- _TASK DESCRIPTION_
Exclude the pictures, then restate every entry below exactly.

- _RECORDS FOR THIS EXERCISE_
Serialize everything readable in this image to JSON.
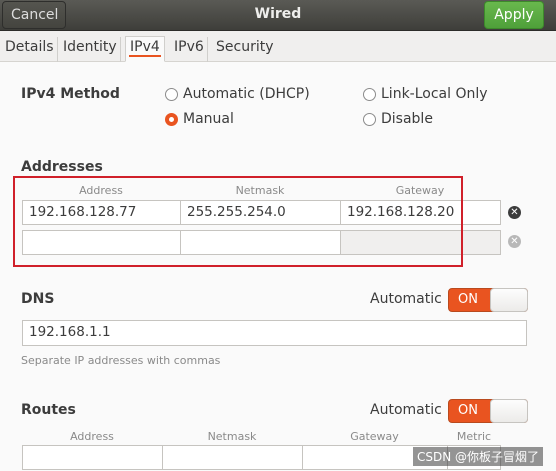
{
  "header": {
    "cancel_label": "Cancel",
    "title": "Wired",
    "apply_label": "Apply"
  },
  "tabs": [
    "Details",
    "Identity",
    "IPv4",
    "IPv6",
    "Security"
  ],
  "ipv4_method": {
    "label": "IPv4 Method",
    "options": [
      "Automatic (DHCP)",
      "Link-Local Only",
      "Manual",
      "Disable"
    ],
    "selected": "Manual"
  },
  "addresses": {
    "label": "Addresses",
    "columns": [
      "Address",
      "Netmask",
      "Gateway"
    ],
    "rows": [
      [
        "192.168.128.77",
        "255.255.254.0",
        "192.168.128.20"
      ],
      [
        "",
        "",
        ""
      ]
    ]
  },
  "dns": {
    "label": "DNS",
    "automatic_label": "Automatic",
    "toggle_label": "ON",
    "value": "192.168.1.1",
    "hint": "Separate IP addresses with commas"
  },
  "routes": {
    "label": "Routes",
    "automatic_label": "Automatic",
    "toggle_label": "ON",
    "columns": [
      "Address",
      "Netmask",
      "Gateway",
      "Metric"
    ]
  },
  "watermark": "CSDN @你板子冒烟了",
  "colors": {
    "accent": "#e95420",
    "apply_green": "#5aa842",
    "highlight_box": "#d0202a"
  }
}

- _YOUR SOLUTION_
Serialize everything readable in this image to JSON.
{
  "header": {
    "cancel_label": "Cancel",
    "title": "Wired",
    "apply_label": "Apply"
  },
  "tabs": [
    "Details",
    "Identity",
    "IPv4",
    "IPv6",
    "Security"
  ],
  "ipv4_method": {
    "label": "IPv4 Method",
    "options": [
      "Automatic (DHCP)",
      "Link-Local Only",
      "Manual",
      "Disable"
    ],
    "selected": "Manual"
  },
  "addresses": {
    "label": "Addresses",
    "columns": [
      "Address",
      "Netmask",
      "Gateway"
    ],
    "rows": [
      [
        "192.168.128.77",
        "255.255.254.0",
        "192.168.128.20"
      ],
      [
        "",
        "",
        ""
      ]
    ]
  },
  "dns": {
    "label": "DNS",
    "automatic_label": "Automatic",
    "toggle_label": "ON",
    "value": "192.168.1.1",
    "hint": "Separate IP addresses with commas"
  },
  "routes": {
    "label": "Routes",
    "automatic_label": "Automatic",
    "toggle_label": "ON",
    "columns": [
      "Address",
      "Netmask",
      "Gateway",
      "Metric"
    ]
  },
  "watermark": "CSDN @你板子冒烟了",
  "colors": {
    "accent": "#e95420",
    "apply_green": "#5aa842",
    "highlight_box": "#d0202a"
  }
}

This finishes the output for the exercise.